Isabella in William Shakespeare’s “Measure for Measure”: Paragon of Virtue or Despicable Pride?

At varying times Isabella in William Shakespeare’s Measure for Measure has been seen as a marvelous symbol of virginal purity, and an utterly distasteful and self-righteous prude. The problem is that while it is theologically correct for her to value her immortal soul more highly than her brother’s life, it is also distasteful, and an audience might prefer her to take a decision that was theologically and morally wrong, but more admirable in human terms, namely to sacrifice her body for her brother’s survival. 

William Shakespeare
Perhaps Shakespeare’s audience would have been more familiar than a modern audience with ‘the idea that no good can come out of evil, and Angelo confirms this when he says he will not release Claudia even if Isabella does submit to him, thus perhaps justifying Isabella’s early decision not to submit. A Jacobean audience would have had a more vivid concept of hellfire and damnation (which is what Isabella risks if she submits to Angelo), and would value the whole concept of honour more than a modern audience. However, it is dangerous to rely too heavily on assumptions about the Jacobean audience: being dead, they have the too-convenient attribute of not being able to argue with any features ascribed to them. Even if Isabella’s decision is the right one, the play suffers drastically if she alienates the audience’s sympathy.

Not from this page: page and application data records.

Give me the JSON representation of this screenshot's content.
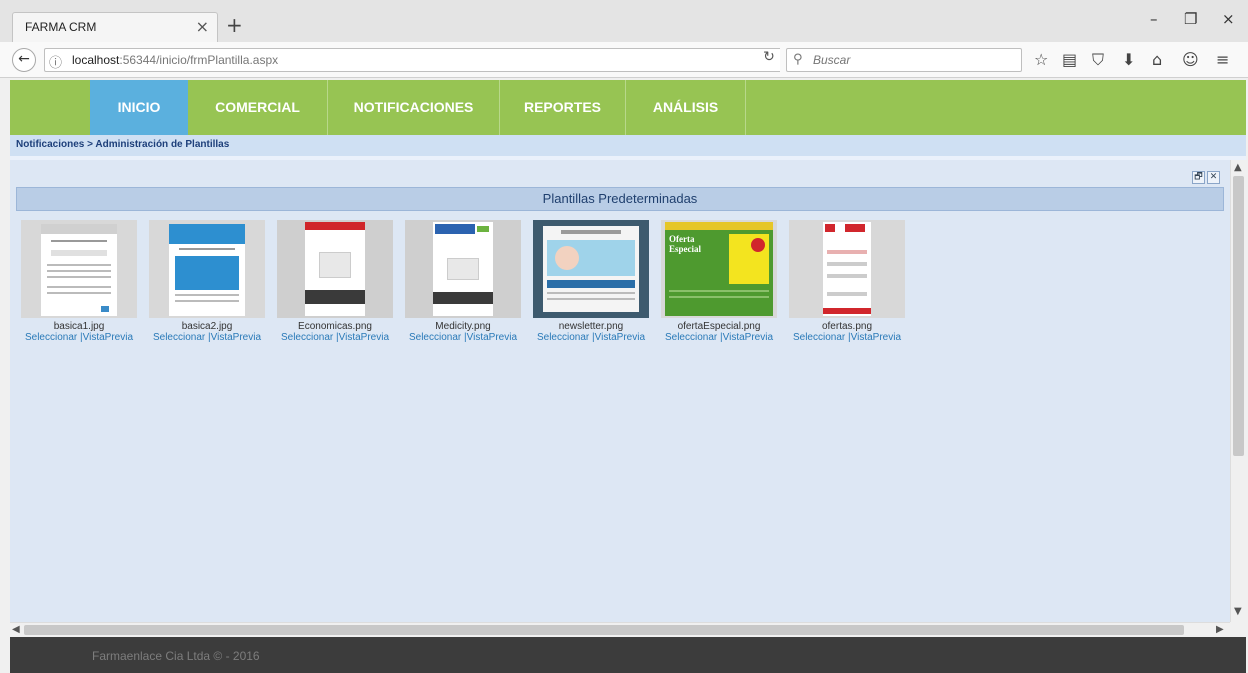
{
  "browser": {
    "tab_title": "FARMA CRM",
    "tab_close": "×",
    "new_tab": "+",
    "url_host": "localhost",
    "url_rest": ":56344/inicio/frmPlantilla.aspx",
    "search_placeholder": "Buscar",
    "window_controls": [
      "–",
      "❐",
      "×"
    ]
  },
  "nav": {
    "items": [
      "INICIO",
      "COMERCIAL",
      "NOTIFICACIONES",
      "REPORTES",
      "ANÁLISIS"
    ],
    "active_index": 0,
    "colors": {
      "bar": "#97c453",
      "active": "#5bb0de"
    }
  },
  "breadcrumb": "Notificaciones > Administración de Plantillas",
  "panel": {
    "section_title": "Plantillas Predeterminadas",
    "tool_restore": "🗗",
    "tool_close": "✕",
    "templates": [
      {
        "filename": "basica1.jpg",
        "select": "Seleccionar",
        "preview": "|VistaPrevia"
      },
      {
        "filename": "basica2.jpg",
        "select": "Seleccionar",
        "preview": "|VistaPrevia"
      },
      {
        "filename": "Economicas.png",
        "select": "Seleccionar",
        "preview": "|VistaPrevia"
      },
      {
        "filename": "Medicity.png",
        "select": "Seleccionar",
        "preview": "|VistaPrevia"
      },
      {
        "filename": "newsletter.png",
        "select": "Seleccionar",
        "preview": "|VistaPrevia"
      },
      {
        "filename": "ofertaEspecial.png",
        "select": "Seleccionar",
        "preview": "|VistaPrevia"
      },
      {
        "filename": "ofertas.png",
        "select": "Seleccionar",
        "preview": "|VistaPrevia"
      }
    ]
  },
  "footer": "Farmaenlace Cia Ltda © - 2016"
}
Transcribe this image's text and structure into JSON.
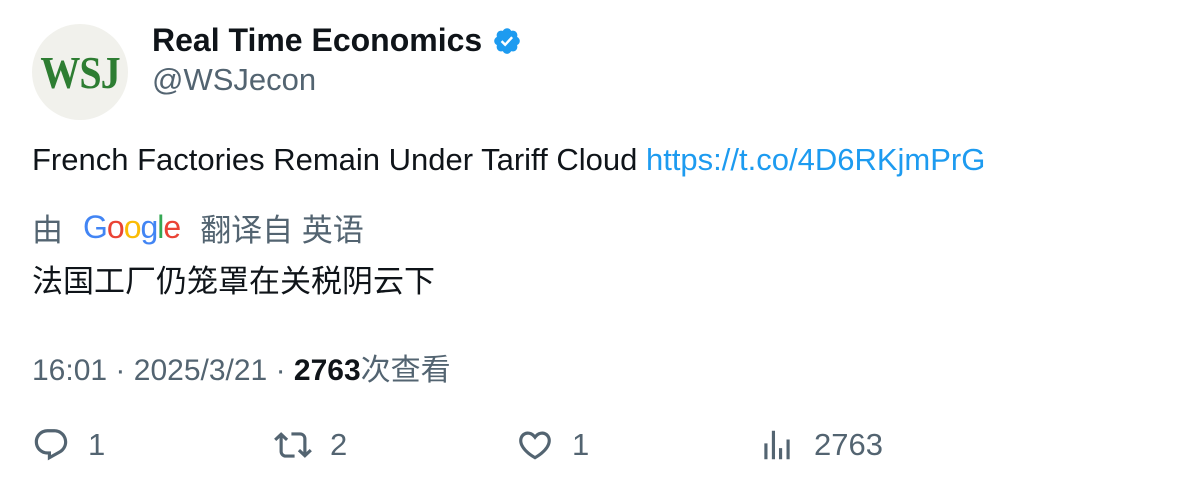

Much of the problem can be resolved by the actress. If she plays the confrontation with Angelo in terms of icy certainty she is liable to lose the audience’s sympathy; if she plays it as a girl in a helpless and hopeless flight from defilement, someone convulsed by desperation, loneliness, and revulsion, then her decision not to give in to Angelo can be seen as springing from uncontrollable aversion, something for which an audience can feel sympathy, and which increases their desire to see an end to the tyranny of Angelo’s rule. Claudio and Isabella are essentially in the same position. Both are alone, helpless, threatened, and fearful, and in both this leads to selfishness. At the start of the play, part of Isabella’s apparent sanctity Is In fact selfishness, just as part of Angelo’s morality is hypocrisy. Both characters have to change and acquire self-knowledge, with more difficulty than the corresponding characters in the comedies, but without the death and destruction that accompanies the acquisition of self-knowledge in the tragedies.

One problem that is less easily answered is the change that appears to come over Isabella mid-way through the play, when she seems to hand responsibility for her actions over to the Duke and lose much of her individuality and at the end of the play when she rather surprisingly agrees to marry the Duke.

Ardhendu De